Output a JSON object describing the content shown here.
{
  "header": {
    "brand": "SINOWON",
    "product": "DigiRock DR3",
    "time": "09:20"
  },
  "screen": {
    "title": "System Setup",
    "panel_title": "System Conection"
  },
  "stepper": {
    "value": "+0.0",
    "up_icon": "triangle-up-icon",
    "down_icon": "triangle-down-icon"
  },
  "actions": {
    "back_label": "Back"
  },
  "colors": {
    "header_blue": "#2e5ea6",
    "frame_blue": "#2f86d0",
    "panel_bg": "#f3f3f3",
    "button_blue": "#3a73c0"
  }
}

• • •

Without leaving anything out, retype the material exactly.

Output a JSON object describing the content shown here.
{
  "header": {
    "brand": "SINOWON",
    "product": "DigiRock DR3",
    "time": "09:20"
  },
  "screen": {
    "title": "System Setup",
    "panel_title": "System Conection"
  },
  "stepper": {
    "value": "+0.0",
    "up_icon": "triangle-up-icon",
    "down_icon": "triangle-down-icon"
  },
  "actions": {
    "back_label": "Back"
  },
  "colors": {
    "header_blue": "#2e5ea6",
    "frame_blue": "#2f86d0",
    "panel_bg": "#f3f3f3",
    "button_blue": "#3a73c0"
  }
}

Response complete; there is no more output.